Wednesday, February 27, 2008
Wednesday, February 13, 2008
In terms of the Pax Britannia timeline, it takes place at the end of October 1997, coming after 'Fruiting Bodies' and before the next Ulysses Quicksilver novel, due in December, called 'Human Nature'. And then, after that... but no, I'm afraid it's still too early to divulge any more secrets in that area, just yet...
Sunday, February 10, 2008
My short stories #4: Dark Heart
I also tied ‘Dark Heart’ to the first Badenov story in terms of how the two tales began. ‘The Hounds of Winter’ begins: ‘Running. He had to keep running.’ And ‘Dark Heart’ starts off with the line: ‘The wolves are running again.’
‘Dark Heart’ later formed one of the chapters of my first novel ‘The Dead and the Damned’ (as did ‘The Hounds of Winter’) but was re-written in the process, which saw the first person present tense passages changed into the third person past tense like everything else, and reduced their effectiveness considerably.

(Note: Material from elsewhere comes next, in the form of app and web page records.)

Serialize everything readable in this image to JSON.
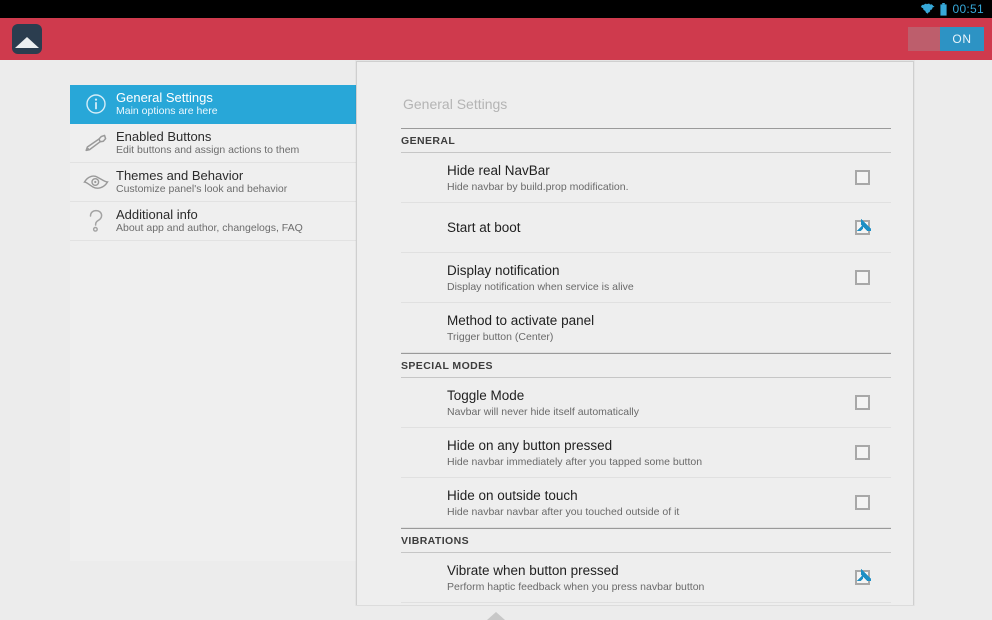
{
  "status_bar": {
    "time": "00:51",
    "wifi_icon": "wifi-icon",
    "battery_icon": "battery-icon",
    "accent_color": "#36a8d8",
    "background_color": "#000000"
  },
  "action_bar": {
    "background_color": "#cf3a4d",
    "logo_icon": "app-logo-icon",
    "master_switch": {
      "label": "ON",
      "state": "on",
      "track_color": "#bd5e6c",
      "thumb_color": "#2d93c4"
    }
  },
  "sidebar": {
    "selected_index": 0,
    "selected_color": "#28a7d8",
    "items": [
      {
        "icon": "info-circle-icon",
        "title": "General Settings",
        "subtitle": "Main options are here"
      },
      {
        "icon": "wrench-icon",
        "title": "Enabled Buttons",
        "subtitle": "Edit buttons and assign actions to them"
      },
      {
        "icon": "eye-icon",
        "title": "Themes and Behavior",
        "subtitle": "Customize panel's look and behavior"
      },
      {
        "icon": "question-mark-icon",
        "title": "Additional info",
        "subtitle": "About app and author, changelogs, FAQ"
      }
    ]
  },
  "panel": {
    "title": "General Settings",
    "sections": [
      {
        "header": "GENERAL",
        "rows": [
          {
            "title": "Hide real NavBar",
            "subtitle": "Hide navbar by build.prop modification.",
            "control": "checkbox",
            "checked": false
          },
          {
            "title": "Start at boot",
            "subtitle": "",
            "control": "checkbox",
            "checked": true
          },
          {
            "title": "Display notification",
            "subtitle": "Display notification when service is alive",
            "control": "checkbox",
            "checked": false
          },
          {
            "title": "Method to activate panel",
            "subtitle": "Trigger button (Center)",
            "control": "none",
            "checked": false
          }
        ]
      },
      {
        "header": "SPECIAL MODES",
        "rows": [
          {
            "title": "Toggle Mode",
            "subtitle": "Navbar will never hide itself automatically",
            "control": "checkbox",
            "checked": false
          },
          {
            "title": "Hide on any button pressed",
            "subtitle": "Hide navbar immediately after you tapped some button",
            "control": "checkbox",
            "checked": false
          },
          {
            "title": "Hide on outside touch",
            "subtitle": "Hide navbar navbar after you touched outside of it",
            "control": "checkbox",
            "checked": false
          }
        ]
      },
      {
        "header": "VIBRATIONS",
        "rows": [
          {
            "title": "Vibrate when button pressed",
            "subtitle": "Perform haptic feedback when you press navbar button",
            "control": "checkbox",
            "checked": true
          }
        ]
      }
    ]
  },
  "nav_handle": {
    "icon": "nav-up-triangle-icon"
  }
}
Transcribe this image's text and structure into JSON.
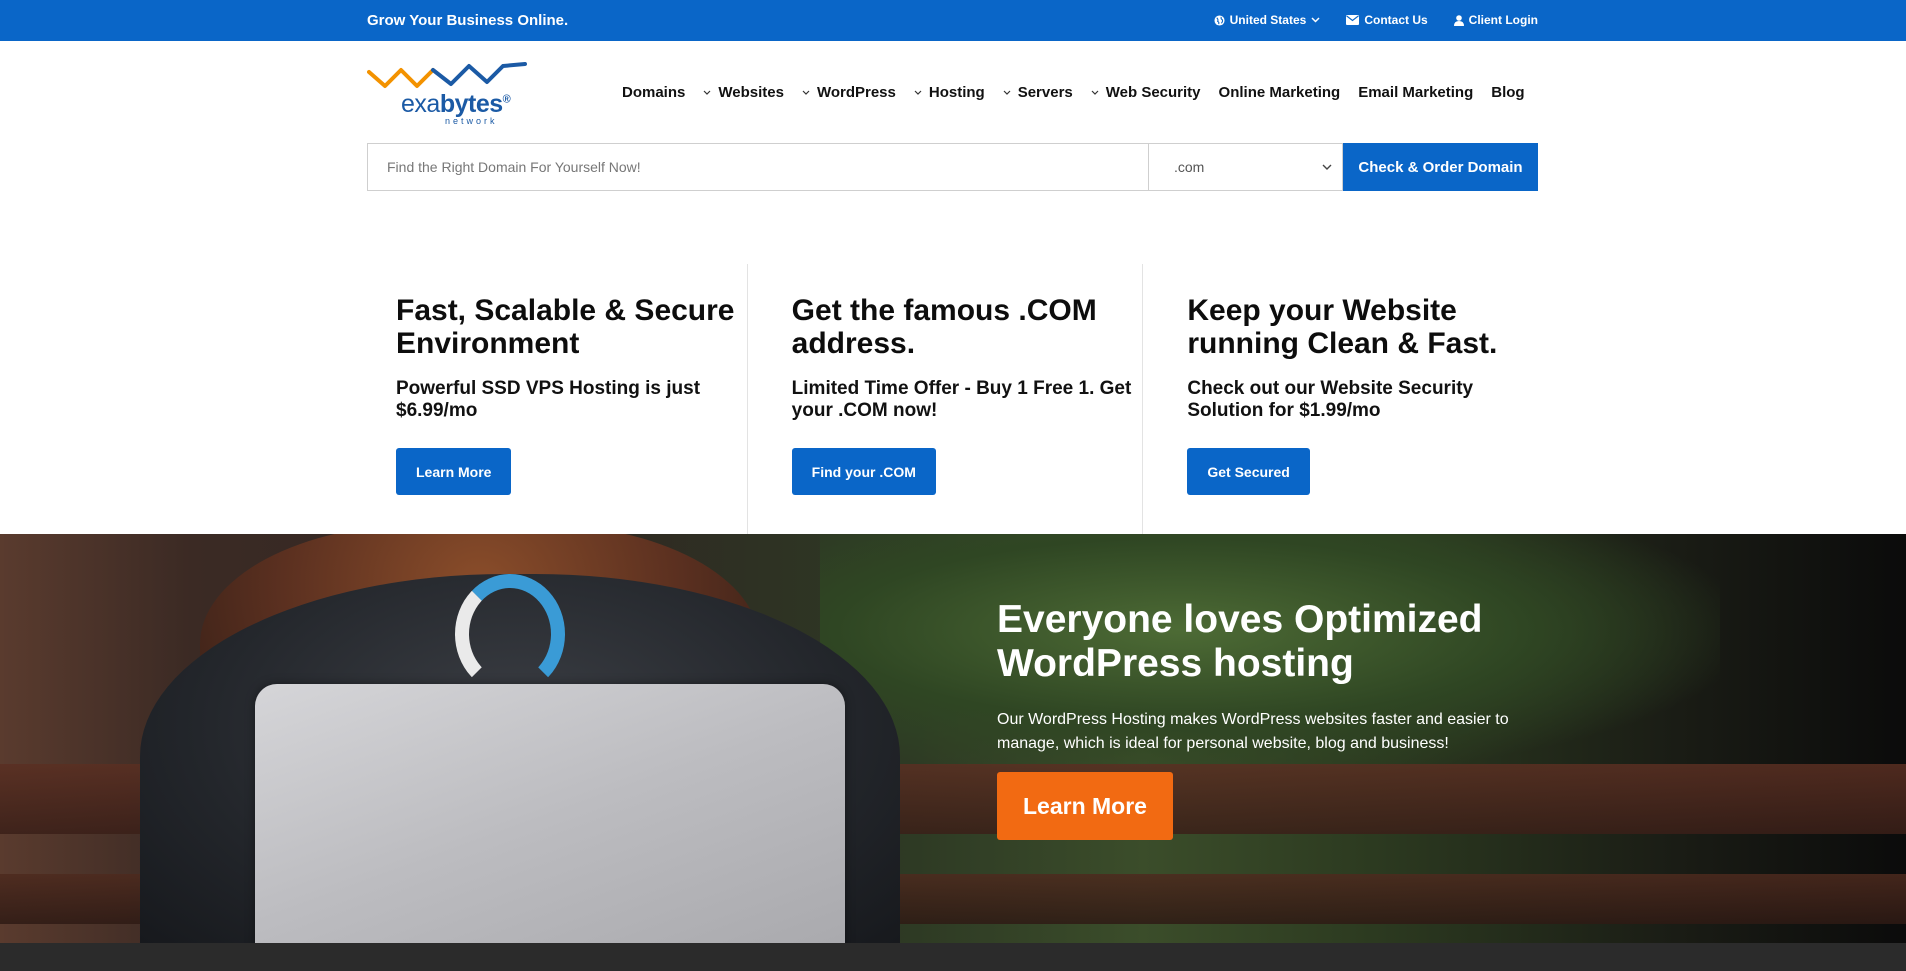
{
  "topbar": {
    "tagline": "Grow Your Business Online.",
    "country": "United States",
    "contact": "Contact Us",
    "login": "Client Login"
  },
  "logo": {
    "word_exa": "exa",
    "word_bytes": "bytes",
    "reg": "®",
    "sub": "network"
  },
  "nav": {
    "items": [
      {
        "label": "Domains",
        "dropdown": false
      },
      {
        "label": "Websites",
        "dropdown": true
      },
      {
        "label": "WordPress",
        "dropdown": true
      },
      {
        "label": "Hosting",
        "dropdown": true
      },
      {
        "label": "Servers",
        "dropdown": true
      },
      {
        "label": "Web Security",
        "dropdown": true
      },
      {
        "label": "Online Marketing",
        "dropdown": false
      },
      {
        "label": "Email Marketing",
        "dropdown": false
      },
      {
        "label": "Blog",
        "dropdown": false
      }
    ]
  },
  "search": {
    "placeholder": "Find the Right Domain For Yourself Now!",
    "tld": ".com",
    "button": "Check & Order Domain"
  },
  "features": [
    {
      "title": "Fast, Scalable & Secure Environment",
      "text": "Powerful SSD VPS Hosting is just $6.99/mo",
      "button": "Learn More"
    },
    {
      "title": "Get the famous .COM address.",
      "text": "Limited Time Offer - Buy 1 Free 1. Get your .COM now!",
      "button": "Find your .COM"
    },
    {
      "title": "Keep your Website running Clean & Fast.",
      "text": "Check out our Website Security Solution for $1.99/mo",
      "button": "Get Secured"
    }
  ],
  "hero": {
    "title": "Everyone loves Optimized WordPress hosting",
    "text": "Our WordPress Hosting makes WordPress websites faster and easier to manage, which is ideal for personal website, blog and business!",
    "button": "Learn More"
  },
  "colors": {
    "brand_blue": "#0a66c8",
    "cta_orange": "#f26a12",
    "logo_orange": "#f39200",
    "logo_blue": "#1b5aa5"
  }
}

I always planned for one of the characters from the story, the Countess Isolde, to return in a later Badenov novel which, as yet, is still unwritten (and unlikely to be). However, she has lived again since (as it were) in my most recent Fighting Fantasy gamebook ‘Howl of the Werewolf’, just as the reading public has yet to hear the last of another popular creation of mine, Nathan Creed. (But more on that one another time...)
Little did I know it at the time, but after the publication of ‘Dark Heart’ I was to enter my own long dark teatime of the soul, with nothing else of mine appearing in ‘Inferno!’ for over two years. In that time I remained in print with various magazine articles and the like being published, but, for the time being at least, there was a prolonged hiatus in my fiction writing. Fortunately, this uncreative time in my life came to an end when another Badenov story saw print in ‘Inferno!’ Issue #20. (But more about that another time too...)
Abaddon Books Blog
Pop over to http://www.abaddonbooks.blogspot.com/ and check it out for yourself.
Friday, February 8, 2008
My short stories #3: Bad Spirits
Necromunda is a hive-world, a planet dominated by the mountain-sized cities that cover its surface separated by deserts of the worst industrial pollution imaginable. The atmosphere of the planet is a toxic fog and the spires of the vast hives are so tall that they pierce the stratosphere. It was a fantastic setting – a cross between the Wild West (complete with gunslingers and tribes of Ratskins) and the dystopia of upper decay gone mad (with rogue cyborgs wandering deserted city-domes miles across).
'Bad Spirits' first appeared in 'Inferno!' Issue #3 and was ultimately re-printed in the Necromunda short story anthology 'Status: Deadzone' (2000).
My short stories #2: The Hounds of Winter
It was something of a ghost story (inspired, amazingly enough, by the title of a song from the album ‘Mercury Falling’ by Sting) with the Kislevite mercenary Torben Badenov and his band re-enacting an ancient battle against the forces of Chaos. It was later re-printed in the anthology ‘Realm of Chaos’ (2000).
When I was writing the story, I considered it to be a one off. It’s amazing, when I think about it now, but at the time I didn’t think about the future prospects of the characters I’d created. As it turned out, Badenov and his band were to appear in ‘Inferno!’ magazine on a further four occasions and were the stars of my first full-blown novel.
But more about that another time...
Wednesday, February 6, 2008
My short stories #1: Salvation
During the period 1994 to 1997 I had written various pieces of colour text for six different Games Workshop projects, from ‘Warhammer Armies: Dark Elves’ through to ‘Epic 40,000’. The type of colour text that appears in Games Workshop projects is best described as very short snippets of fiction designed to highlight features of a particular army. It often throws you into the middle of the action, implying that you are dipping your toe into a bigger story. There isn’t much in the way of either plot or character development but it is rich in atmosphere, adding colour to what would otherwise possibly be a rather dry rulebook.
Despite having cut my teeth as a short fiction writer on GW’s Army books and Codices, I still consider ‘Salvation’ my first proper short story. It came about while I was working as a freelance writer and living in Nottingham, the city where Games Workshop has its headquarters. Whilst visiting GW to talk about other projects I ended up in an impromptu meeting with Andy Jones, who was the company’s special projects guy (as far as I can recall). He was formulating a plan for what was to become ‘Carnage!’ magazine and I was hoping to write something for it.
To cut a long story short, as it were, the magazine ended up being called ‘Inferno!’ and I wrote the Warhammer 40,000 short story that appeared in Issue #1. ‘Salvation’ finally saw print in 1997. It is a classic, straightforward tale of heroism and sacrifice, featuring the stalwart Space Marines, genetically-engineered superhuman champions of the Imperium, facing off against the utterly alien menace of the Tyranids, extra-galactic monsters who utilise bio-weapons in their war to consume every living thing in their path. And it proved to be rather popular.
And it was only just the beginning...